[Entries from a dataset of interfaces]
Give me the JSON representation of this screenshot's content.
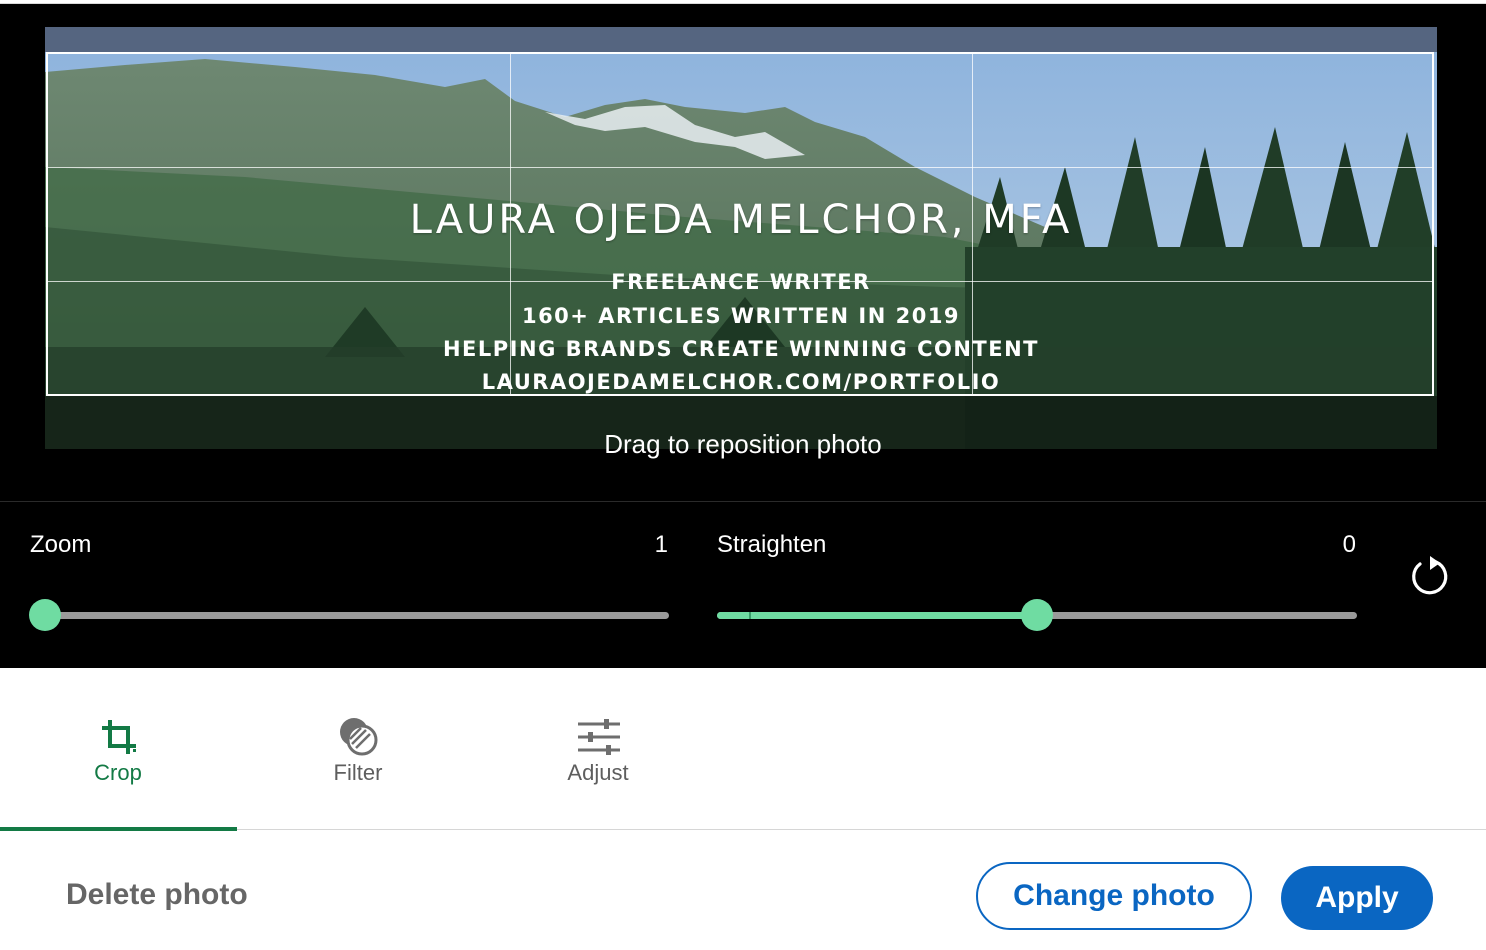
{
  "photo": {
    "title": "LAURA OJEDA MELCHOR, MFA",
    "lines": [
      "FREELANCE WRITER",
      "160+ ARTICLES WRITTEN IN 2019",
      "HELPING BRANDS CREATE WINNING CONTENT",
      "LAURAOJEDAMELCHOR.COM/PORTFOLIO"
    ],
    "hint": "Drag to reposition photo"
  },
  "controls": {
    "zoom": {
      "label": "Zoom",
      "value": "1",
      "level": 0.0
    },
    "straighten": {
      "label": "Straighten",
      "value": "0",
      "level": 0.5
    },
    "rotate_icon": "rotate-clockwise-icon"
  },
  "tabs": [
    {
      "label": "Crop",
      "icon": "crop-icon",
      "active": true
    },
    {
      "label": "Filter",
      "icon": "filter-icon",
      "active": false
    },
    {
      "label": "Adjust",
      "icon": "sliders-icon",
      "active": false
    }
  ],
  "footer": {
    "delete_label": "Delete photo",
    "change_label": "Change photo",
    "apply_label": "Apply"
  },
  "colors": {
    "accent_green": "#137a45",
    "slider_green": "#6fdca2",
    "primary_blue": "#0a66c2"
  }
}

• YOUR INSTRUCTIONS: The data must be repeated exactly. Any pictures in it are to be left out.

• OUTPUT OF THE TASK:
Give me the JSON representation of this screenshot's content.
{
  "photo": {
    "title": "LAURA OJEDA MELCHOR, MFA",
    "lines": [
      "FREELANCE WRITER",
      "160+ ARTICLES WRITTEN IN 2019",
      "HELPING BRANDS CREATE WINNING CONTENT",
      "LAURAOJEDAMELCHOR.COM/PORTFOLIO"
    ],
    "hint": "Drag to reposition photo"
  },
  "controls": {
    "zoom": {
      "label": "Zoom",
      "value": "1",
      "level": 0.0
    },
    "straighten": {
      "label": "Straighten",
      "value": "0",
      "level": 0.5
    },
    "rotate_icon": "rotate-clockwise-icon"
  },
  "tabs": [
    {
      "label": "Crop",
      "icon": "crop-icon",
      "active": true
    },
    {
      "label": "Filter",
      "icon": "filter-icon",
      "active": false
    },
    {
      "label": "Adjust",
      "icon": "sliders-icon",
      "active": false
    }
  ],
  "footer": {
    "delete_label": "Delete photo",
    "change_label": "Change photo",
    "apply_label": "Apply"
  },
  "colors": {
    "accent_green": "#137a45",
    "slider_green": "#6fdca2",
    "primary_blue": "#0a66c2"
  }
}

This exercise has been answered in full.